That special time extends to a “speed-mentoring” event, where students meet space luminaries one-on-one. The whole idea, says Wigbels, is to “give them opportunities to become involved in the organization, to meet senior people, to have that mentoring, and also to hear from them.”
For that, the IAF has organized “next-generation plenaries” with youthful panelists. Topics have included space operations and Earth-observation, and this year will focus on the use of social media to advance space exploration and utilization.
The international push to interest young people in space work is matched at the national level, where space agencies are giving talented youth a chance to do real science and engineering in space. Among many programs, NASA is helping support the use of cubesats as teaching tools in engineering schools by providing piggyback launches to the tiny spacecraft and awarding serious money for advanced cubesat development with real missions (AW&ST Aug. 20, p. 31).
The European Space Agency, too, has worked to support “the next generation of engineers,” in the words of Director General Jean-Jacques Dordain.

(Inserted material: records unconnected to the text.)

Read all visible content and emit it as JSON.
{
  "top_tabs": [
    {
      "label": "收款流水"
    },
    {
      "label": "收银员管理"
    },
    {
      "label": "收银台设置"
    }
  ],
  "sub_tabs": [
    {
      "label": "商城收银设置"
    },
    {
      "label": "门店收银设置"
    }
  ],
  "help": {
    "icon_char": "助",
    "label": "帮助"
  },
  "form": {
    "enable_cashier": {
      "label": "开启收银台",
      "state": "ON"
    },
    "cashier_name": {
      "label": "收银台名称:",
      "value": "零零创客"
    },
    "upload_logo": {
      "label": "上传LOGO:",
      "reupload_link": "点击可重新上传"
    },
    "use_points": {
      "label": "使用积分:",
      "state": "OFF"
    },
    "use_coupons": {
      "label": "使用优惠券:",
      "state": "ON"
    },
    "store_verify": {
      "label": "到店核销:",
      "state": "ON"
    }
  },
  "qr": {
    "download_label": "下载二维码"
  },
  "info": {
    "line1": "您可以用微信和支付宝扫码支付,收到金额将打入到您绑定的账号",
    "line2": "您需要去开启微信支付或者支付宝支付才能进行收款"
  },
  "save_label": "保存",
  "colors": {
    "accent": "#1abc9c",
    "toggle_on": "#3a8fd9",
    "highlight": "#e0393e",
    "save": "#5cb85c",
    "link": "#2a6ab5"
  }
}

The first flight of the new Vega rocket carried seven piggyback cubesats built by students, and senior managers like Dordain take an active role in the youth programs at the IAC, offering their insights and listening to criticism.

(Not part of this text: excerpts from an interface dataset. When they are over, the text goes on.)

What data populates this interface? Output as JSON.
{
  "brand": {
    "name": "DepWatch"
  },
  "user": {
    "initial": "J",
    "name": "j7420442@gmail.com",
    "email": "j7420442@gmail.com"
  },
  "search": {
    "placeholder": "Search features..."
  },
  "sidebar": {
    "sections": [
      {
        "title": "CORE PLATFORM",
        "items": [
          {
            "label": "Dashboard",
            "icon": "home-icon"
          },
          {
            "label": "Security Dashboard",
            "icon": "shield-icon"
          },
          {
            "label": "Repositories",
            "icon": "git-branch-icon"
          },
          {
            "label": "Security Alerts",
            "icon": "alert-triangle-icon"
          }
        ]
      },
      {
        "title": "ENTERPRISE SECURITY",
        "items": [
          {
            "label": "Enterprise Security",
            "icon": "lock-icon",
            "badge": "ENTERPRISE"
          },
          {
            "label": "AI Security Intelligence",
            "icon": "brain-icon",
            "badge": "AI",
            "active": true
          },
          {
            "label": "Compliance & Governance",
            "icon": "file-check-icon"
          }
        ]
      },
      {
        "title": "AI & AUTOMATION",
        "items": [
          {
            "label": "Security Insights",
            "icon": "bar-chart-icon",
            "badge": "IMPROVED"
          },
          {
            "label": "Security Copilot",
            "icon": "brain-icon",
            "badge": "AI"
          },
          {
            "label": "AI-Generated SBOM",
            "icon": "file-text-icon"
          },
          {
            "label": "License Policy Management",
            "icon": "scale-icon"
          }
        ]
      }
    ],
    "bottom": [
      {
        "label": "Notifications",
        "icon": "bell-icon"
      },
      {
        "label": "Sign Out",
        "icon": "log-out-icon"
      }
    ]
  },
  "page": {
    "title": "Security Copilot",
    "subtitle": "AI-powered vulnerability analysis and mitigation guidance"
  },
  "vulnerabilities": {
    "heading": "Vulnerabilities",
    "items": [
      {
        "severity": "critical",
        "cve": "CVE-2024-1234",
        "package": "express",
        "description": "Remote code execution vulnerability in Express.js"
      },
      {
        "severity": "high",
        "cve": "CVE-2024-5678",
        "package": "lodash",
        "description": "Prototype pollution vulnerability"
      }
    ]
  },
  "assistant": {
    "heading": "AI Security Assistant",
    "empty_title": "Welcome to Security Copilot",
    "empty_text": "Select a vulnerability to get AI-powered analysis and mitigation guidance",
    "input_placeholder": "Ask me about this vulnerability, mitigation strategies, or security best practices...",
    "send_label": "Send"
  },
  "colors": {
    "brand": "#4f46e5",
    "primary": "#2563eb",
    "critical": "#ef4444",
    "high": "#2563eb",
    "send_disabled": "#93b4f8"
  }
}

“We need you, so that we can retire,” the ESA chief joked to one of the student gatherings he attended in Naples.